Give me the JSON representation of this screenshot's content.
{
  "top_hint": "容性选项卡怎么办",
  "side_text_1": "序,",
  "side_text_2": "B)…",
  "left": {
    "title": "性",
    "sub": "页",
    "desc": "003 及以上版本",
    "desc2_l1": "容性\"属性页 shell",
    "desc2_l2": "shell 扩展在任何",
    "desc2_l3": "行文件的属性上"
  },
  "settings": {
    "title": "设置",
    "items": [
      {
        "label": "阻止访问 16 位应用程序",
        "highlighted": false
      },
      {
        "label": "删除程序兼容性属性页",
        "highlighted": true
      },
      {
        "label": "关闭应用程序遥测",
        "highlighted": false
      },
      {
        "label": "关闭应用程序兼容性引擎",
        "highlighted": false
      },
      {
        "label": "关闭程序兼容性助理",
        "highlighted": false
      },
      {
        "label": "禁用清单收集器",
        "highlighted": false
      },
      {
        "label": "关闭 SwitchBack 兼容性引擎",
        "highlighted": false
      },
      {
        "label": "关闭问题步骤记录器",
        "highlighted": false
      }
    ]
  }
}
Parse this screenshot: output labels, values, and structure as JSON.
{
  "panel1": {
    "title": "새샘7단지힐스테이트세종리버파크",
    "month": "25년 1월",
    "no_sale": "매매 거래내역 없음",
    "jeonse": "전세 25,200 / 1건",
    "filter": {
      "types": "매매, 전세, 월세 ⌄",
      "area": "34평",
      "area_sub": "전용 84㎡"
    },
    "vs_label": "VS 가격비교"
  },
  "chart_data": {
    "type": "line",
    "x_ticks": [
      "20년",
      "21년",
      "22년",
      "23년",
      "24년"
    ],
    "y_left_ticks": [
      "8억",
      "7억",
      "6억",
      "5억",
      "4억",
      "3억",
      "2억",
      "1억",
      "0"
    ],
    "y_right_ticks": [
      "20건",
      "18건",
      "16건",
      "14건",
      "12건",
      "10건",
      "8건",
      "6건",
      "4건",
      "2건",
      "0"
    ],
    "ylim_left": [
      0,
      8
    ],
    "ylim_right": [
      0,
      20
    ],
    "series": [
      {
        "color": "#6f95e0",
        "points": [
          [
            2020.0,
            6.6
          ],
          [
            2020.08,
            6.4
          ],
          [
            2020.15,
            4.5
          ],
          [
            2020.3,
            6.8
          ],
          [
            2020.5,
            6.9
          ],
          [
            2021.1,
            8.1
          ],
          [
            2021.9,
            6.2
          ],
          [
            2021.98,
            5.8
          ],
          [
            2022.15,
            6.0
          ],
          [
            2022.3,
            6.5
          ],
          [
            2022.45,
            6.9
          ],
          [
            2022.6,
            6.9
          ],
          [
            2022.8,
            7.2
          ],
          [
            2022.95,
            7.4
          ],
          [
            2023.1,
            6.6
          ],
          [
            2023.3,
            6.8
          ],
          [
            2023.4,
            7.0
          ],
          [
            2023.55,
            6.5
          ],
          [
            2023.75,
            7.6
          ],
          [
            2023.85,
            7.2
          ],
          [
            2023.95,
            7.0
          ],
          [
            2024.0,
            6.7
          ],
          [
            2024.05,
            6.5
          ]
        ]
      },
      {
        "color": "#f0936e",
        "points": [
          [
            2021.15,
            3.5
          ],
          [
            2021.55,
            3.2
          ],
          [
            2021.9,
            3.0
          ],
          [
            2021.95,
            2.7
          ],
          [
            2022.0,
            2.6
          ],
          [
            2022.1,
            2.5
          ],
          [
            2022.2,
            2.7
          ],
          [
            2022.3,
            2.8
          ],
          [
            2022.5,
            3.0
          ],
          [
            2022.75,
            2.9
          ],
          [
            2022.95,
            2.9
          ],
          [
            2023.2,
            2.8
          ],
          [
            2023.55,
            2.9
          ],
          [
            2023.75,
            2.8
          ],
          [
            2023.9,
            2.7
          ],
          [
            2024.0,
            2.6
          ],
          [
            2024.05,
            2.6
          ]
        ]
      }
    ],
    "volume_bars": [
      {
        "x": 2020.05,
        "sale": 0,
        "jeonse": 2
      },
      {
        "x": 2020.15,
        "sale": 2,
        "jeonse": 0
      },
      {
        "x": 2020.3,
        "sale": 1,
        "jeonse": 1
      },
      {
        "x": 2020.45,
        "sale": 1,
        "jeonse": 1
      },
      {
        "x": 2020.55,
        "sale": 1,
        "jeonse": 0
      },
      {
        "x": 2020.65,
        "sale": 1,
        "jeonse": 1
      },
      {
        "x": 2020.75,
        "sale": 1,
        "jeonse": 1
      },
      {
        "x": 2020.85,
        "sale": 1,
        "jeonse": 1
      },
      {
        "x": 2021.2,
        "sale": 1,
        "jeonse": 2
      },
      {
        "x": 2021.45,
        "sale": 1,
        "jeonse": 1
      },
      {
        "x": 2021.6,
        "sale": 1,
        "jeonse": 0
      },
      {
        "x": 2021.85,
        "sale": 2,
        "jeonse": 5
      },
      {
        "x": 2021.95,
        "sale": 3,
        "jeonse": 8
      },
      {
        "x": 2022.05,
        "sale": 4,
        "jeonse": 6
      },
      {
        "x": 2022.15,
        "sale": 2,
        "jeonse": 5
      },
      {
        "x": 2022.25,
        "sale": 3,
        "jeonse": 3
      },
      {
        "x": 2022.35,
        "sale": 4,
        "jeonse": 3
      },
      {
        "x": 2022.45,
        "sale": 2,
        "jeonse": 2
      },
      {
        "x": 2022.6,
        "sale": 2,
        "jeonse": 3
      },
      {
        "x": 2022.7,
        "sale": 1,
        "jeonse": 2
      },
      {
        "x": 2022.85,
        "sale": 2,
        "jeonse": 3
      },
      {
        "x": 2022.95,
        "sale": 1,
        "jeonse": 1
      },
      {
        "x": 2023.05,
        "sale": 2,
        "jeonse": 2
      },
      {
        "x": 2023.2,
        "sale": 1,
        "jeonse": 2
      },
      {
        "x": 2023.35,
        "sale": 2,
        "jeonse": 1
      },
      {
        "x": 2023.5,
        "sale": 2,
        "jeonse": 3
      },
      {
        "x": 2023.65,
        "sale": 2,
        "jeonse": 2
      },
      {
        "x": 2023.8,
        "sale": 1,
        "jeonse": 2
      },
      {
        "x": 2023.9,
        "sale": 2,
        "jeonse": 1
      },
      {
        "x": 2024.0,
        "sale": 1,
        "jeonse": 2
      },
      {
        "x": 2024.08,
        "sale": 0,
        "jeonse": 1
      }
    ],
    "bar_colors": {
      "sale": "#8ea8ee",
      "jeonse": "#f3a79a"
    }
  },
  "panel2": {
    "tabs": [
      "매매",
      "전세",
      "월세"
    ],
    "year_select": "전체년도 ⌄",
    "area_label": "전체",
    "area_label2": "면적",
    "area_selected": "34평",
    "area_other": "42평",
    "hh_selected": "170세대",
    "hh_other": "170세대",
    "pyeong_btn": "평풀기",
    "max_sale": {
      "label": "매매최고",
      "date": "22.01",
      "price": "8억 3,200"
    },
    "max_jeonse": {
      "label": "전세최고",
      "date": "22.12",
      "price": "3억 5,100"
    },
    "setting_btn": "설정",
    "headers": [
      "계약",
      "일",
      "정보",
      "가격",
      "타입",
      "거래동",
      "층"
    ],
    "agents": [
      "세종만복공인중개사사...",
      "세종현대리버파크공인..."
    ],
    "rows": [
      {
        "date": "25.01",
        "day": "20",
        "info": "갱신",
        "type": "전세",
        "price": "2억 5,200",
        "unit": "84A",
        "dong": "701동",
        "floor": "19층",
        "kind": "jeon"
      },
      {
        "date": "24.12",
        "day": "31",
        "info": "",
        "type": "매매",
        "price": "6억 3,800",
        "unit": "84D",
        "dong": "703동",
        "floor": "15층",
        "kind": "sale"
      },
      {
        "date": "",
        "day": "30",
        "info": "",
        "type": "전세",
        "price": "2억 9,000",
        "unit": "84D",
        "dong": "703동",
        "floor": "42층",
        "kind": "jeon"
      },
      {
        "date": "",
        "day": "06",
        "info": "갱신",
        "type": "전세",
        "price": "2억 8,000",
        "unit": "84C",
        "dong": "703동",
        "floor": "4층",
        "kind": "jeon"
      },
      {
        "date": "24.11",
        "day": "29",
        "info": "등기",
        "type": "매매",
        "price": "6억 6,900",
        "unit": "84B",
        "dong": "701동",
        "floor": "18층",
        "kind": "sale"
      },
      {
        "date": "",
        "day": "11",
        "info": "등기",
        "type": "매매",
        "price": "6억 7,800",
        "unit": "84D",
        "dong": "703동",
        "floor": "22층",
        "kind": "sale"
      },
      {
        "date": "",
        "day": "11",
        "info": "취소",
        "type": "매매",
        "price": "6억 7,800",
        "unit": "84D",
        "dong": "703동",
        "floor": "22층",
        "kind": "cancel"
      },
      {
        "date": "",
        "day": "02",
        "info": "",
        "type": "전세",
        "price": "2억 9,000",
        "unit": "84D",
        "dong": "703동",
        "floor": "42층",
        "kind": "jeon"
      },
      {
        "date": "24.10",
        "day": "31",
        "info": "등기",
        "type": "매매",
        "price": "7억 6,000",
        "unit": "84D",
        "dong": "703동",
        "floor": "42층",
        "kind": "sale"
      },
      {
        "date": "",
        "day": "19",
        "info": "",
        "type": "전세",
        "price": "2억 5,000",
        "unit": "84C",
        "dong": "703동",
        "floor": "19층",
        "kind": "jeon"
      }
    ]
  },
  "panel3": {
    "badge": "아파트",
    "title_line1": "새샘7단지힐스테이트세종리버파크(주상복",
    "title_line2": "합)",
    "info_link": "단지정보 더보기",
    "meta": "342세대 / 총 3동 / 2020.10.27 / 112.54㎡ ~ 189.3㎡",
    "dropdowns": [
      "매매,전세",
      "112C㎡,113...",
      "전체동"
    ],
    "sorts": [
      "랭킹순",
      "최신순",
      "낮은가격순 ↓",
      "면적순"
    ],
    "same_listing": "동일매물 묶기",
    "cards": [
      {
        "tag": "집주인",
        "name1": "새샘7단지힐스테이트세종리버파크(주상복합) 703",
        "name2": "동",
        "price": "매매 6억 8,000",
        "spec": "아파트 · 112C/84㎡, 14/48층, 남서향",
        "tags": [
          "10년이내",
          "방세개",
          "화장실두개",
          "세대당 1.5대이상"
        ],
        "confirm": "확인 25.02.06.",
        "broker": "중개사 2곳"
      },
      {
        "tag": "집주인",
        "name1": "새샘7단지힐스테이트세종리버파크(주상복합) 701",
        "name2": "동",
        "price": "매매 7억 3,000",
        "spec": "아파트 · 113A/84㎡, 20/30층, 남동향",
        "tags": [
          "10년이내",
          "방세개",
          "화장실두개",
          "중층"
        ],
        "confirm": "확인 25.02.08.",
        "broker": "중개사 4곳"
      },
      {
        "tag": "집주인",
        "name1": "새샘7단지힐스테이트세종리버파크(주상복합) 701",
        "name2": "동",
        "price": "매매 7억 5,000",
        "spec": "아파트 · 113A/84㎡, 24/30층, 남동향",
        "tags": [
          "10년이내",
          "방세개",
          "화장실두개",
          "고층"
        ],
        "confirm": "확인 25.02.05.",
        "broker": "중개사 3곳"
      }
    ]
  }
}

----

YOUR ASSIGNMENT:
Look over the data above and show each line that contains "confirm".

EXERCISE ANSWER:
        "confirm": "확인 25.02.06.",
        "confirm": "확인 25.02.08.",
        "confirm": "확인 25.02.05.",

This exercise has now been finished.